TASK GOAL |
Print the data exactly as written, line for line, and leave its pictures behind.

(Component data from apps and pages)
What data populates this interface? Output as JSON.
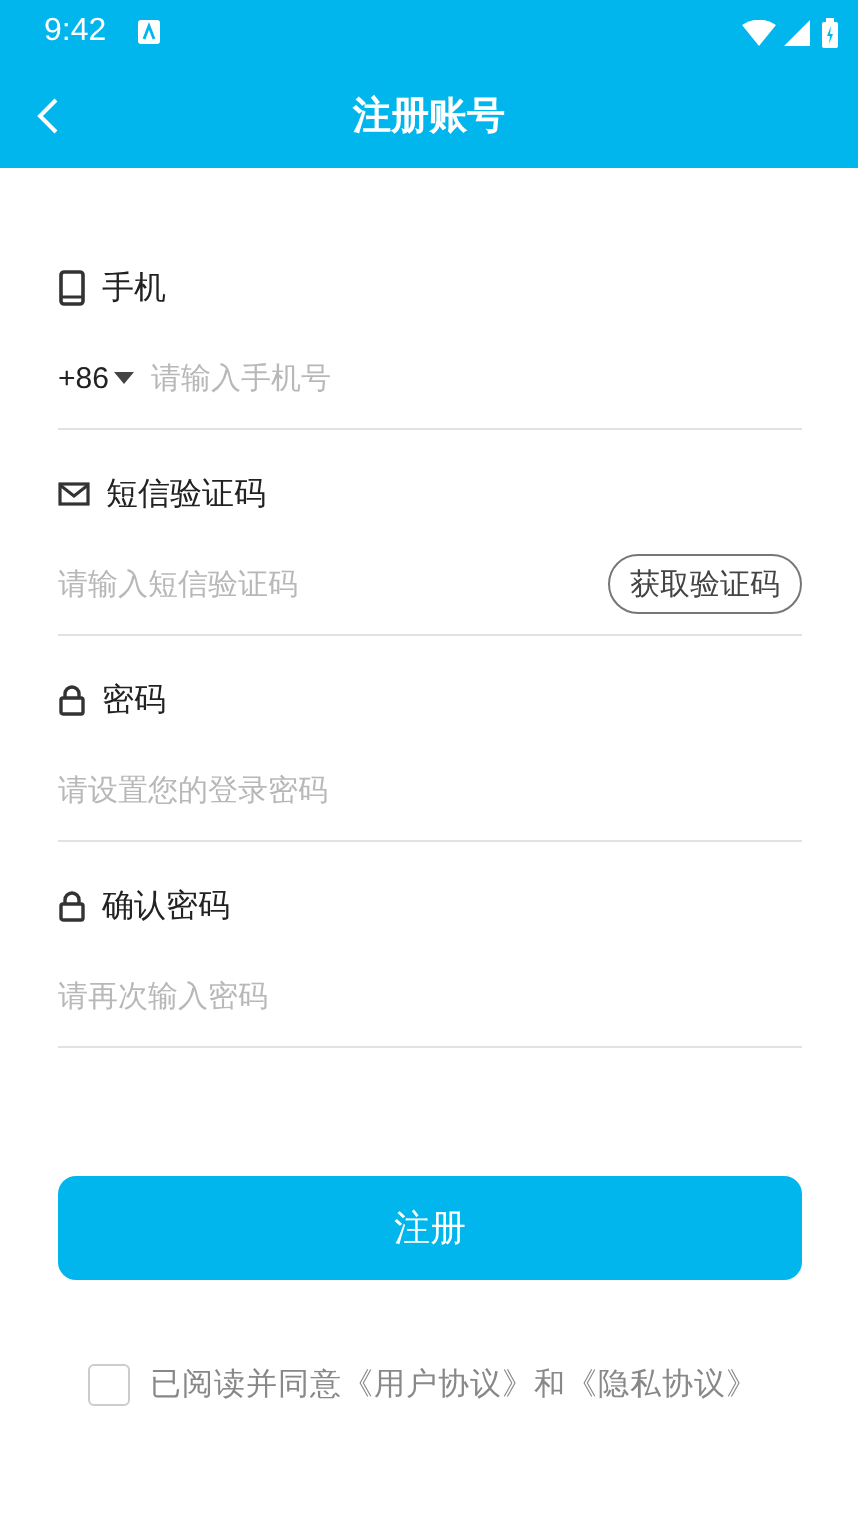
{
  "status_bar": {
    "time": "9:42"
  },
  "header": {
    "title": "注册账号"
  },
  "fields": [
    {
      "kind": "phone",
      "label": "手机",
      "prefix": "+86",
      "placeholder": "请输入手机号"
    },
    {
      "kind": "code",
      "label": "短信验证码",
      "placeholder": "请输入短信验证码",
      "action": "获取验证码"
    },
    {
      "kind": "password",
      "label": "密码",
      "placeholder": "请设置您的登录密码"
    },
    {
      "kind": "password",
      "label": "确认密码",
      "placeholder": "请再次输入密码"
    }
  ],
  "submit": "注册",
  "agreement": {
    "checked": false,
    "text": "已阅读并同意《用户协议》和《隐私协议》"
  }
}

ANSWER TO THIS PROBLEM |
What data populates this interface? Output as JSON.
{
  "status_bar": {
    "time": "9:42"
  },
  "header": {
    "title": "注册账号"
  },
  "fields": [
    {
      "kind": "phone",
      "label": "手机",
      "prefix": "+86",
      "placeholder": "请输入手机号"
    },
    {
      "kind": "code",
      "label": "短信验证码",
      "placeholder": "请输入短信验证码",
      "action": "获取验证码"
    },
    {
      "kind": "password",
      "label": "密码",
      "placeholder": "请设置您的登录密码"
    },
    {
      "kind": "password",
      "label": "确认密码",
      "placeholder": "请再次输入密码"
    }
  ],
  "submit": "注册",
  "agreement": {
    "checked": false,
    "text": "已阅读并同意《用户协议》和《隐私协议》"
  }
}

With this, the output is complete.